The lottery is a game in which people pay to have a chance at winning money or other prizes. The game can be played in a variety of ways, including purchasing a ticket from a physical premises or online. The ticket contains a set of numbers (between one and 59) that are drawn at random. Prizes are offered for the proportion of tickets that match the numbers drawn.
It is a great way to raise money for a good cause and to have a bit of fun, but there are some things that you should know before you take part. The first thing you need to be aware of is that you will not win the lottery every time you play. The odds of winning are very slim and you should only play if you can afford to lose.

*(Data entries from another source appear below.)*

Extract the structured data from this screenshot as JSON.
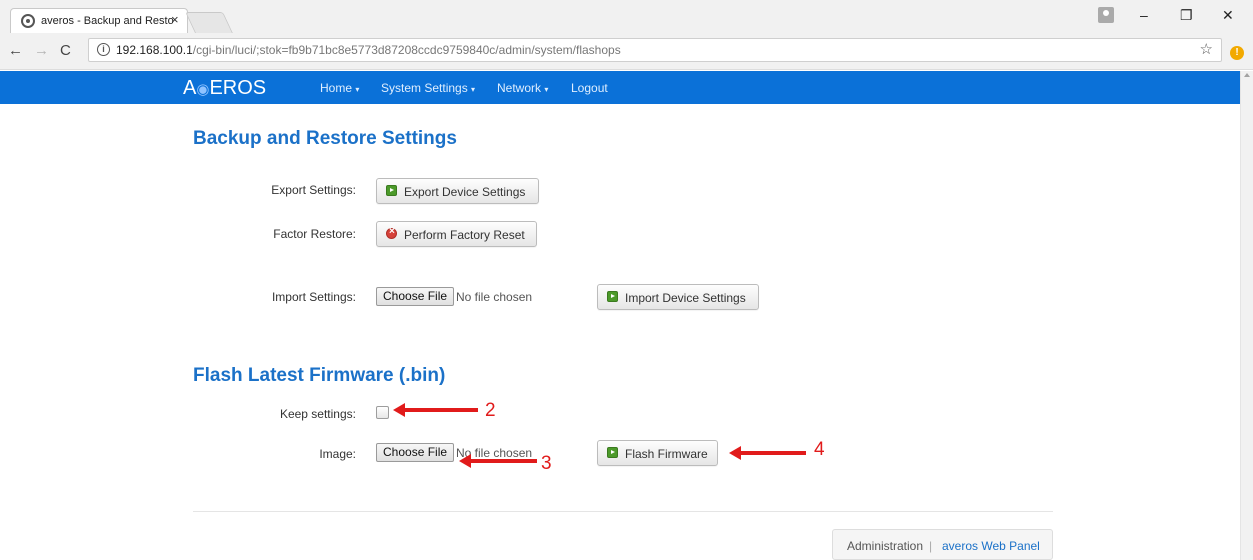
{
  "browser": {
    "tab_title": "averos - Backup and Resto",
    "tab_close": "×",
    "url_host": "192.168.100.1",
    "url_path": "/cgi-bin/luci/;stok=fb9b71bc8e5773d87208ccdc9759840c/admin/system/flashops",
    "minimize": "–",
    "restore": "❐",
    "close": "✕",
    "star": "☆",
    "ext_badge": "!"
  },
  "navbar": {
    "brand_a": "A",
    "brand_rest": "EROS",
    "items": [
      {
        "label": "Home"
      },
      {
        "label": "System Settings"
      },
      {
        "label": "Network"
      },
      {
        "label": "Logout"
      }
    ],
    "caret": "▾"
  },
  "backup": {
    "title": "Backup and Restore Settings",
    "export_label": "Export Settings:",
    "export_button": "Export Device Settings",
    "factory_label": "Factor Restore:",
    "factory_button": "Perform Factory Reset",
    "import_label": "Import Settings:",
    "choose_file": "Choose File",
    "no_file": "No file chosen",
    "import_button": "Import Device Settings"
  },
  "flash": {
    "title": "Flash Latest Firmware (.bin)",
    "keep_label": "Keep settings:",
    "keep_checked": false,
    "image_label": "Image:",
    "choose_file": "Choose File",
    "no_file": "No file chosen",
    "flash_button": "Flash Firmware"
  },
  "annotations": [
    "2",
    "3",
    "4"
  ],
  "footer": {
    "admin": "Administration",
    "separator": "|",
    "panel": "averos Web Panel"
  },
  "colors": {
    "navbar": "#0b71d8",
    "heading": "#1b71c8",
    "annotation": "#e11b1b"
  }
}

While there are some people who have won the lottery more than once, these cases are very rare and far between. The only surefire way to win the lottery is by cheating, but that usually ends in a lengthy prison sentence.
In colonial America, lotteries were a regular form of raising funds for both private and public projects. They were used to finance roads, canals, schools, churches, and even military fortifications. The lotteries also provided an easy and painless method of taxation. In fact, they were so popular that they became a major source of income for the colonies, making them less dependent on the British crown.

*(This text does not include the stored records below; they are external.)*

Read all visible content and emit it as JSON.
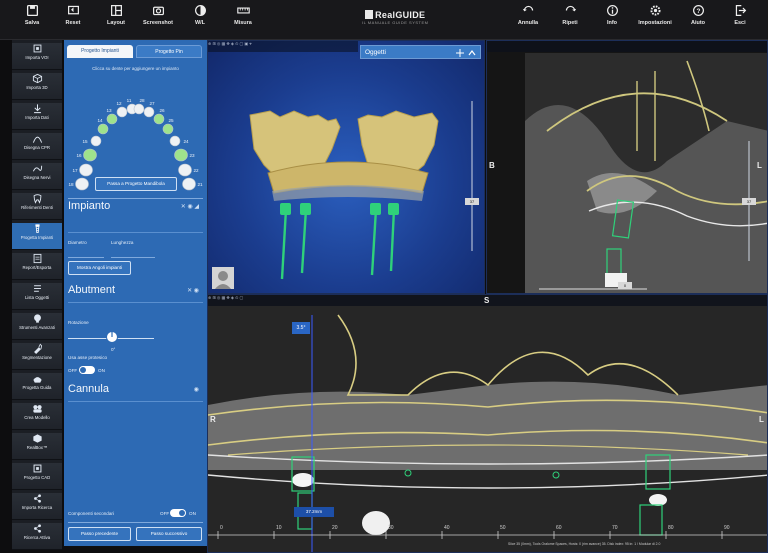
{
  "toolbar": {
    "left": [
      {
        "label": "Salva",
        "icon": "save-icon"
      },
      {
        "label": "Reset",
        "icon": "reset-icon"
      },
      {
        "label": "Layout",
        "icon": "layout-icon"
      },
      {
        "label": "Screenshot",
        "icon": "camera-icon"
      },
      {
        "label": "W/L",
        "icon": "contrast-icon"
      },
      {
        "label": "Misura",
        "icon": "ruler-icon"
      }
    ],
    "logo": {
      "name": "RealGUIDE",
      "tagline": "IL MANUALE GUIDE SYSTEM"
    },
    "right": [
      {
        "label": "Annulla",
        "icon": "undo-icon"
      },
      {
        "label": "Ripeti",
        "icon": "redo-icon"
      },
      {
        "label": "Info",
        "icon": "info-icon"
      },
      {
        "label": "Impostazioni",
        "icon": "settings-icon"
      },
      {
        "label": "Aiuto",
        "icon": "help-icon"
      },
      {
        "label": "Esci",
        "icon": "exit-icon"
      }
    ]
  },
  "sidebar": {
    "items": [
      {
        "label": "Importa VOI",
        "icon": "import-voi-icon"
      },
      {
        "label": "Importa 3D",
        "icon": "import-3d-icon"
      },
      {
        "label": "Importa Dati",
        "icon": "download-icon"
      },
      {
        "label": "Disegna CPR",
        "icon": "curve-icon"
      },
      {
        "label": "Disegna Nervi",
        "icon": "nerve-icon"
      },
      {
        "label": "Riferimenti Denti",
        "icon": "tooth-icon"
      },
      {
        "label": "Progetta Impianti",
        "icon": "implant-icon",
        "active": true
      },
      {
        "label": "Report/Esporta",
        "icon": "report-icon"
      },
      {
        "label": "Lista Oggetti",
        "icon": "list-icon"
      },
      {
        "label": "Strumenti Avanzati",
        "icon": "advanced-tools-icon"
      },
      {
        "label": "Segmentazione",
        "icon": "segmentation-icon"
      },
      {
        "label": "Progetta Guida",
        "icon": "guide-icon"
      },
      {
        "label": "Crea Modello",
        "icon": "model-icon"
      },
      {
        "label": "RealBox™",
        "icon": "box-icon"
      },
      {
        "label": "Progetto CAD",
        "icon": "cad-icon"
      },
      {
        "label": "Importa Ricerca",
        "icon": "import-search-icon"
      },
      {
        "label": "Ricerca Attiva",
        "icon": "search-active-icon"
      }
    ]
  },
  "panel": {
    "tabs": [
      "Progetto Impianti",
      "Progetto Pin"
    ],
    "hint": "Clicca su dente per aggiungere un impianto",
    "teeth_upper_left": [
      "18",
      "17",
      "16",
      "15",
      "14",
      "13",
      "12",
      "11"
    ],
    "teeth_upper_right": [
      "21",
      "22",
      "23",
      "24",
      "25",
      "26",
      "27",
      "28"
    ],
    "mandible_button": "Passa a Progetto Mandibola",
    "sections": {
      "implant": "Impianto",
      "abutment": "Abutment",
      "cannula": "Cannula"
    },
    "labels": {
      "diameter": "Diametro",
      "length": "Lunghezza",
      "rotation": "Rotazione",
      "rotation_value": "0°",
      "prosthetic_axis": "Usa asse protesico",
      "off": "OFF",
      "on": "ON",
      "secondary": "Componenti secondari"
    },
    "buttons": {
      "show_angles": "Mostra Angoli impianti",
      "prev": "Passo precedente",
      "next": "Passo successivo"
    }
  },
  "viewport_3d": {
    "objects_title": "Oggetti",
    "scale": "37"
  },
  "viewport_ct": {
    "orient_left": "B",
    "orient_right": "L",
    "scale_right": "37",
    "scale_bottom": "0"
  },
  "viewport_pan": {
    "orient_top": "S",
    "orient_left": "R",
    "orient_right": "L",
    "angle_badge": "3.5°",
    "measure_badge": "37.2mm",
    "ruler_ticks": [
      "0",
      "10",
      "20",
      "30",
      "40",
      "50",
      "60",
      "70",
      "80",
      "90"
    ],
    "status": "Slice 35 (0mm), Tools Oralome Spaces, Hosts: 0 (rim avance) 35. Disk index: 95 in: 1 / Modular di 2.0"
  },
  "colors": {
    "accent": "#2d6ab4",
    "implant": "#27c66a",
    "bone": "#d9cf86"
  }
}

The biggest problem with these games is that they send the wrong message. They rely on the notion that they are good for society because they raise money for the state, and that even if you lose, you should feel like you did your civic duty by buying a ticket. This is a dangerous line of reasoning, and it’s worth remembering that the percentage of revenue that lottery players contribute to states is much smaller than for sports betting.
It’s also important to understand that lottery results are not based on superstition, but on math and probability. While there are some systems that claim to be able to predict the winner, they are almost always scams. There is no magic formula that can guarantee you will win, and if anyone tells you otherwise, run away as fast as you can.
Educated fools are a special breed of gamblers that do with probability theory what they do with education: they mistake partial truth for total wisdom. The educated fool distills a complex lottery, with its multiple prizes and probabilities, down to one statistic: expected value. This is a powerful move, but it can lead to the ugly underbelly of gambling: it can lead to addiction and financial ruin. If you want to avoid this fate, make sure to understand how lottery probability works and use combinatorial math to your advantage. This will help you develop a more intelligent strategy, and make wiser choices that maximize your chances of winning.